Delran’s 2019 Road Program is in its final stages of ironing out details before the road work begins.

Delran’s 2019 Road Program is in its final stages of ironing out details before the work begins. Over the years, the township has tweaked the process in the road program to create a better infrastructure.

This year, the township will be redoing six roads. These roads include Diane Avenue between Patricia Avenue and Swedes Run Drive, the entire length of Patricia Avenue, River Drive between Norman Avenue and Chester Avenue, the entire length of Norman Avenue and Lake Street, and, lastly, Wills Street beginning at Pancoast Boulevard and going to the end.

According to Councilman Tyler Burrell, the way the township picks which streets to redo has evolved over the last few years. Previously, road improvements were quite political, but three major changes have improved the process.

“Previously, the way roads that needed to be redone were picked was based on who someone knew on the council,” said Burrell. “Council also cared about spreading out the roads into each ward.”

Working with limited resources and wanting to take politics out of the equation, the council employed three changes. Those changes would include incorporating a tier system, a public works official and the township engineer.

The public works official and the township engineer provide information on the roads that absolutely need to be redone. They provide information based on environmental concerns as well as the type of work that needs to be done – for example, a mill and overlay or a full reconstruction. The difference between the two is whether just the top of the street needs to be repaved or if the core of the street has to be reconstructed.

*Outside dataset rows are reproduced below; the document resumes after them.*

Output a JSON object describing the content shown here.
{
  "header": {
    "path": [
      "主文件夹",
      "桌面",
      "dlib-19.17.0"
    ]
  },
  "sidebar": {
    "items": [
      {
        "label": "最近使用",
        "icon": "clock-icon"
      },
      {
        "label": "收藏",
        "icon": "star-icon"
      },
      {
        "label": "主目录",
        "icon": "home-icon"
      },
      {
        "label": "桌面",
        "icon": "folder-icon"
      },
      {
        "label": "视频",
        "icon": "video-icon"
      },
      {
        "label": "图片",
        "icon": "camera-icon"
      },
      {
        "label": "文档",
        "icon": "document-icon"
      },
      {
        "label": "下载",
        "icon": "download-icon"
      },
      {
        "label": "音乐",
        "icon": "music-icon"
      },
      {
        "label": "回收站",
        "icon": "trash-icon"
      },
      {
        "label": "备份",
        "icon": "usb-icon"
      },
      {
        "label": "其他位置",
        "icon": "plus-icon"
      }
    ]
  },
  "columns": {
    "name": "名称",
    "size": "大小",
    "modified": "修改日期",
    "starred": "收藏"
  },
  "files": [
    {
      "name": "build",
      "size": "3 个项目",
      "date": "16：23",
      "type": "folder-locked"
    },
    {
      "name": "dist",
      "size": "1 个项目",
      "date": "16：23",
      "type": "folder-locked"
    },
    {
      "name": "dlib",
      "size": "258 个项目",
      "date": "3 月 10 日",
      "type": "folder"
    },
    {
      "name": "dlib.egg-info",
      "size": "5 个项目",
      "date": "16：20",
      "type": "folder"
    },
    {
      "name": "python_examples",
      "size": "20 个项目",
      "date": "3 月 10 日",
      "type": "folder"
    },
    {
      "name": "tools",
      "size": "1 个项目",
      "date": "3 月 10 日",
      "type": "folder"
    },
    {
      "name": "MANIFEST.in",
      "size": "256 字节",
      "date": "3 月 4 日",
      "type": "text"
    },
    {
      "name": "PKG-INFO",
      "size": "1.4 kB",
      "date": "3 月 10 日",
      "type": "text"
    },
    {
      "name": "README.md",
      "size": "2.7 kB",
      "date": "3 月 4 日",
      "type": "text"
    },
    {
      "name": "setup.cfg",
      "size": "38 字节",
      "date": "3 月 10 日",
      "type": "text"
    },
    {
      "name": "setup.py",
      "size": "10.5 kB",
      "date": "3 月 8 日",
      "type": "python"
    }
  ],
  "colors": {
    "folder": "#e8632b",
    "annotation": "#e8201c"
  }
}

The tier program separates the roads into three categories Tier one are the roads in the most critical condition. These are the roads that the council will address first. Tier two are roads that can be fixed, but are not in dire need at the time of picking the roads to do. Also, tier three are all of the other roads within the township.

“By doing the road program this way, we have taken the politics out of it,” said Burrell. “Also, instead of spreading the roads out into different wards, it is more cost-efficient to do roads that connect or are closer together.”

According to Burrell, the reason the township is doing these groups of roads this year is because the county is also planning to add a park trail. Therefore, instead of doing the road work last year and then the county comes and redoes areas that were just done, it would be cost-efficient to do it at the same time.

This year, the road program is looking to be finished before the end of the year. Typically, the road program would not happen until the spring of the following year, but the council is working quickly to complete the project within the same year. This all depends on how the weather will hold up. More information will be reported as the project looms closer.